The two co-chairs of the OSCE Minsk Groups traveled to the region to follow up on a December 3 statement by Russia’s and France’s foreign ministers and U.S. Deputy Secretary of State Stephen Biegun calling on Armenia and Azerbaijan to “take advantage of the current ceasefire to negotiate a lasting and sustainable peace agreement.”
The statement also urged the conflicting parties to meet the U.S., Russian and French diplomats co-heading the OSCE Minsk Group and “commit to substantive negotiations to resolve all outstanding issues in accordance with an agreed timetable.”
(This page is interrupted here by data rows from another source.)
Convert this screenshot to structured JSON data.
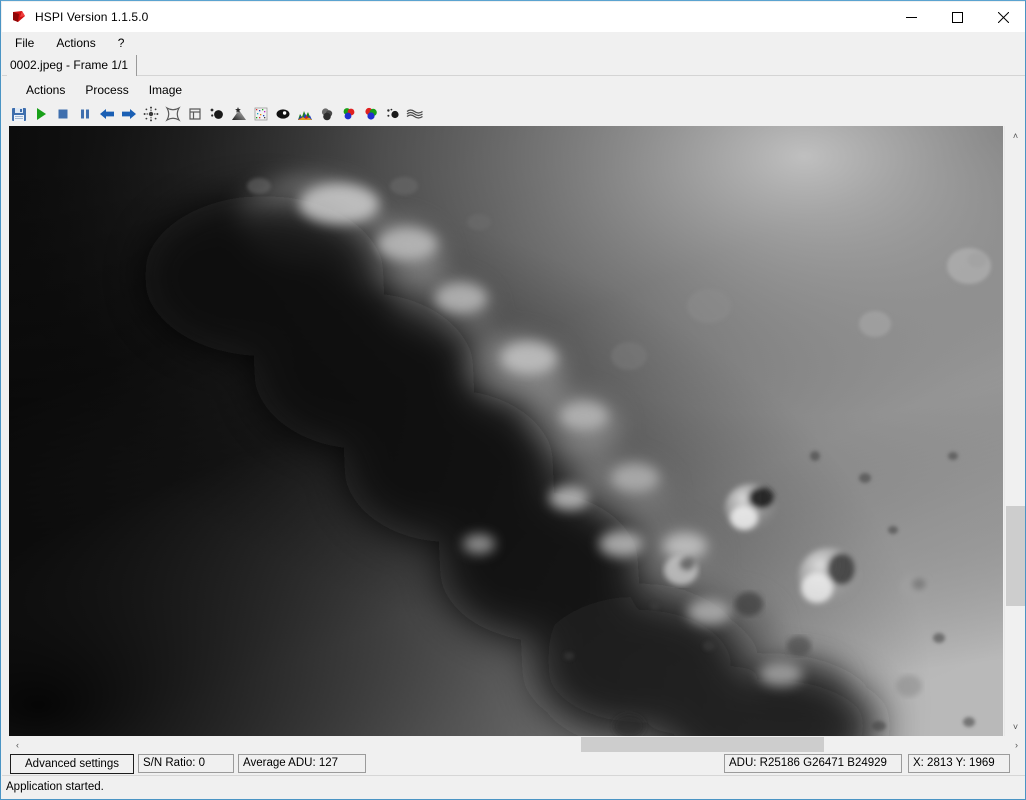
{
  "window": {
    "title": "HSPI Version 1.1.5.0",
    "app_icon": "hspi-app-icon",
    "controls": {
      "minimize": "—",
      "maximize": "□",
      "close": "✕"
    },
    "accent_border": "#4a94c4"
  },
  "menubar": {
    "items": [
      {
        "label": "File",
        "name": "menu-file"
      },
      {
        "label": "Actions",
        "name": "menu-actions"
      },
      {
        "label": "?",
        "name": "menu-help"
      }
    ]
  },
  "tabstrip": {
    "tabs": [
      {
        "label": "0002.jpeg - Frame 1/1",
        "active": true
      }
    ]
  },
  "inner_menubar": {
    "items": [
      {
        "label": "Actions",
        "name": "inner-menu-actions"
      },
      {
        "label": "Process",
        "name": "inner-menu-process"
      },
      {
        "label": "Image",
        "name": "inner-menu-image"
      }
    ]
  },
  "toolbar": {
    "buttons": [
      {
        "icon": "save-icon",
        "tip": "Save"
      },
      {
        "icon": "play-icon",
        "tip": "Start"
      },
      {
        "icon": "stop-icon",
        "tip": "Stop"
      },
      {
        "icon": "pause-icon",
        "tip": "Pause"
      },
      {
        "icon": "arrow-left-icon",
        "tip": "Previous frame"
      },
      {
        "icon": "arrow-right-icon",
        "tip": "Next frame"
      },
      {
        "icon": "dark-frame-icon",
        "tip": "Dark frame"
      },
      {
        "icon": "flat-field-icon",
        "tip": "Flat field"
      },
      {
        "icon": "bias-frame-icon",
        "tip": "Bias frame"
      },
      {
        "icon": "hot-pixel-icon",
        "tip": "Hot pixel removal"
      },
      {
        "icon": "gradient-remove-icon",
        "tip": "Gradient removal"
      },
      {
        "icon": "noise-reduce-icon",
        "tip": "Noise reduction"
      },
      {
        "icon": "contrast-icon",
        "tip": "Contrast"
      },
      {
        "icon": "histogram-icon",
        "tip": "Histogram"
      },
      {
        "icon": "blur-icon",
        "tip": "Blur"
      },
      {
        "icon": "rgb-align-icon",
        "tip": "RGB align"
      },
      {
        "icon": "rgb-balance-icon",
        "tip": "RGB balance"
      },
      {
        "icon": "despeckle-icon",
        "tip": "Despeckle"
      },
      {
        "icon": "wavelet-icon",
        "tip": "Wavelet sharpen"
      }
    ]
  },
  "canvas": {
    "name": "image-viewport",
    "alt": "moon-terminator-grayscale-image"
  },
  "scrollbars": {
    "vertical": {
      "up": "˄",
      "down": "˅"
    },
    "horizontal": {
      "left": "‹",
      "right": "›"
    }
  },
  "bottom_panel": {
    "advanced_settings_label": "Advanced settings",
    "sn_ratio": "S/N Ratio: 0",
    "average_adu": "Average ADU: 127",
    "adu_rgb": "ADU: R25186 G26471 B24929",
    "cursor_xy": "X: 2813 Y: 1969"
  },
  "statusbar": {
    "message": "Application started."
  }
}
The Russian co-chair, Igor Popov, did not join his French and U.S. counterparts, Stephane Visconti and Andrew Schofer, in meeting with Armenia’s and Azerbaijan’s leaders. Moscow gave no reason for Popov’s conspicuous absence. It was represented at the talks by Russian diplomats based in Baku and Yerevan.
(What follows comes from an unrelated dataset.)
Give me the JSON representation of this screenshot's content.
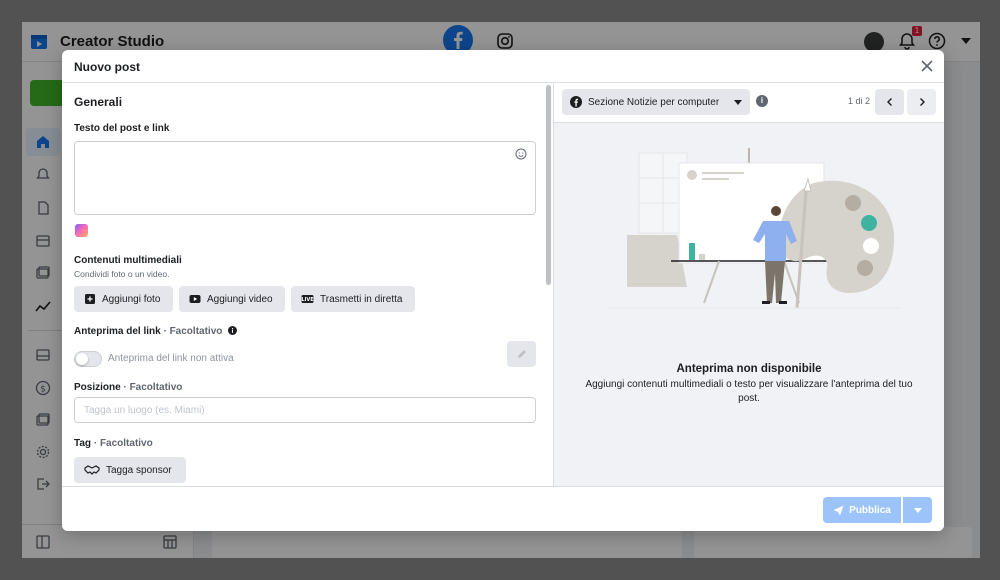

According to an Armenian government statement, Prime Minister Nikol Pashinian discussed with the visiting mediators on Monday ways of restarting peace process more than one month after Russia brokered an agreement to stop the war in Karabakh.
The statement cited Pashinian as saying that the United States, Russia and France should resume their joint efforts to achieve a “comprehensive settlement” of the Karabakh conflict. He stuck to the official Armenian line that Karabakh’s predominantly ethnic Armenian population must be able to exercise its right to self-determination as part of that settlement.
Azerbaijani President Ilham Aliyev met with Schofer and Visconti on Saturday. He reiterated that Baku essentially resolved the long-running conflict during the six-week war which resulted in sweeping Azerbaijani territorial gains.
Aliyev again blamed Pashinian for the war, saying that the Armenian leader “ruined the negotiations with provocative actions and statements.” He also lambasted the Minsk Group, saying that it has failed to achieve a peaceful solution to the conflict.